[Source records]
——

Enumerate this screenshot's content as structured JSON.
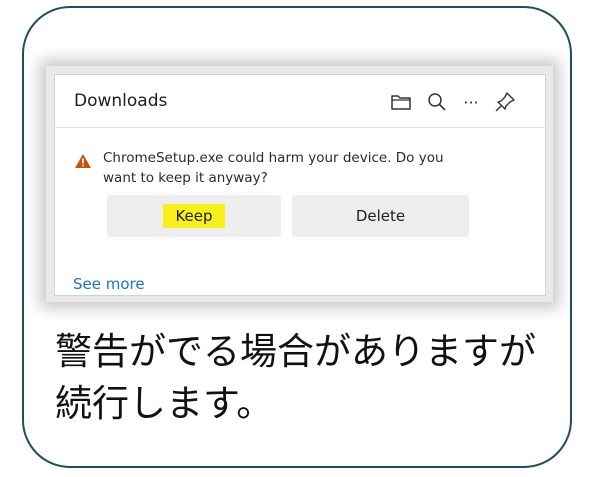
{
  "downloads_panel": {
    "title": "Downloads",
    "header_icons": [
      "folder-icon",
      "search-icon",
      "more-icon",
      "pin-icon"
    ],
    "more_glyph": "···",
    "warning": {
      "icon": "warning-icon",
      "text_line1": "ChromeSetup.exe could harm your device. Do you",
      "text_line2": "want to keep it anyway?"
    },
    "keep_label": "Keep",
    "delete_label": "Delete",
    "see_more_label": "See more"
  },
  "caption": {
    "line1": "警告がでる場合がありますが",
    "line2": "続行します。"
  },
  "colors": {
    "card_border": "#1f4e5f",
    "highlight": "#f7f01a",
    "link": "#1a73c7",
    "warning": "#c8540a"
  }
}
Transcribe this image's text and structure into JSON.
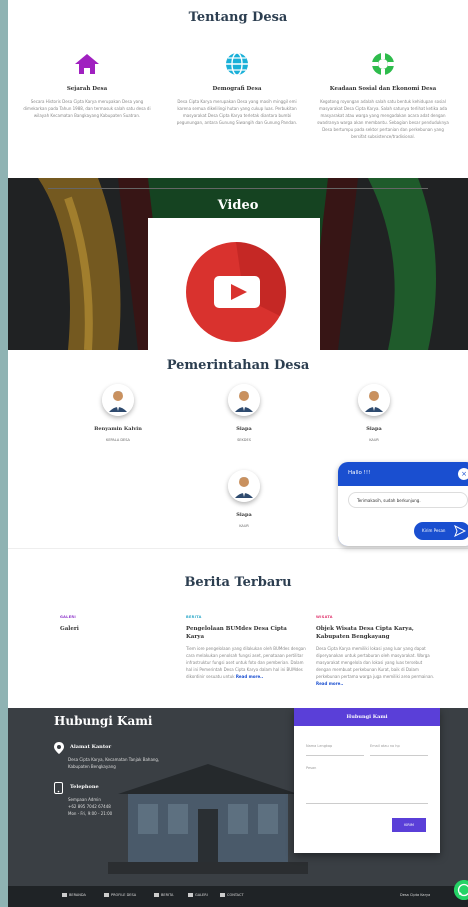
{
  "tentang": {
    "title": "Tentang Desa",
    "cols": [
      {
        "icon": "home-icon",
        "heading": "Sejarah Desa",
        "text": "Secara Historis Desa Cipta Karya merupakan Desa yang dimekarkan pada Tahun 1988, dan termasuk salah satu desa di wilayah Kecamatan Bangkayang Kabupaten Suatran."
      },
      {
        "icon": "globe-icon",
        "heading": "Demografi Desa",
        "text": "Desa Cipta Karya merupakan Desa yang masih minggil emi karena semua dikelilingi hutan yang cukup luas. Perbukitan masyarakat Desa Cipta Karya terletak diantara bumbi pegunungan, antara Gunung Siwangih dan Gunung Pandan."
      },
      {
        "icon": "lifebuoy-icon",
        "heading": "Keadaan Sosial dan Ekonomi Desa",
        "text": "Kegotong royongan adalah salah satu bentuk kehidupan sosial masyarakat Desa Cipta Karya. Salah satunya terlihat ketika ada masyarakat atau warga yang mengadakan acara adat dengan swadranya warga akan membantu. Sebagian besar penduduknya Desa bertumpu pada sektor pertanian dan perkebunan yang bersifat subsistence/tradisional."
      }
    ]
  },
  "video": {
    "title": "Video"
  },
  "pemerintahan": {
    "title": "Pemerintahan Desa",
    "people": [
      {
        "name": "Benyamin Kalvin",
        "role": "KEPALA DESA"
      },
      {
        "name": "Siapa",
        "role": "SEKDES"
      },
      {
        "name": "Siapa",
        "role": "KAUR"
      },
      {
        "name": "Siapa",
        "role": "KAUR"
      }
    ]
  },
  "chat": {
    "header": "Hallo !!!",
    "message": "Terimakasih, sudah berkunjung.",
    "send_label": "Kirim Pesan"
  },
  "berita": {
    "title": "Berita Terbaru",
    "items": [
      {
        "category": "GALERI",
        "category_color": "#8b2fc9",
        "heading": "Galeri",
        "text": "",
        "more": ""
      },
      {
        "category": "BERITA",
        "category_color": "#2aa8c8",
        "heading": "Pengelolaan BUMdes Desa Cipta Karya",
        "text": "Tiem iore pengelolaan yang dilakukan oleh BUMdes dengan cara melakukan penolsah fungsi aset, penataaan pertilitar infrastruktur fungsi aset untuk foto dan pemberian. Dalam hal ini Pemerintah Desa Cipta Karya dalam hal ini BUMdes dikordinir sesuatu untuk",
        "more": "Read more.."
      },
      {
        "category": "WISATA",
        "category_color": "#e0306a",
        "heading": "Objek Wisata Desa Cipta Karya, Kabupaten Bengkayang",
        "text": "Desa Cipta Karya memiliki lokasi yang luar yang dapat diperyanakan untuk pertaburan oleh masyarakat. Warga masyarakat mengelola dan lokasi yang luas tersebut dengan membuat perkebunan Kurat, baik di Dalam perkebunan pertama warga juga memiliki area permainan.",
        "more": "Read more.."
      }
    ]
  },
  "hubungi": {
    "title": "Hubungi Kami",
    "alamat_heading": "Alamat Kantor",
    "alamat_text": "Desa Cipta Karya, Kecamatan Tanjak Bahang, Kabupaten Bengkayang",
    "telepon_heading": "Telephone",
    "telepon_lines": [
      "Sempaan Admin",
      "+62 895 7042 67448",
      "Mon - Fri, 9:00 - 21:00"
    ],
    "form_title": "Hubungi Kami",
    "nama_placeholder": "Nama Lengkap",
    "email_placeholder": "Email atau no hp",
    "pesan_placeholder": "Pesan",
    "submit_label": "KIRIM"
  },
  "footer": {
    "nav": [
      "BERANDA",
      "PROFILE DESA",
      "BERITA",
      "GALERI",
      "CONTACT"
    ],
    "brand": "Desa Cipta Karya"
  },
  "colors": {
    "accent": "#5a3fd8",
    "chat": "#1a4fd0",
    "whatsapp": "#25d366"
  }
}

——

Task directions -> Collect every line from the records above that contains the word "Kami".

The answer ->
    "title": "Hubungi Kami",
    "form_title": "Hubungi Kami",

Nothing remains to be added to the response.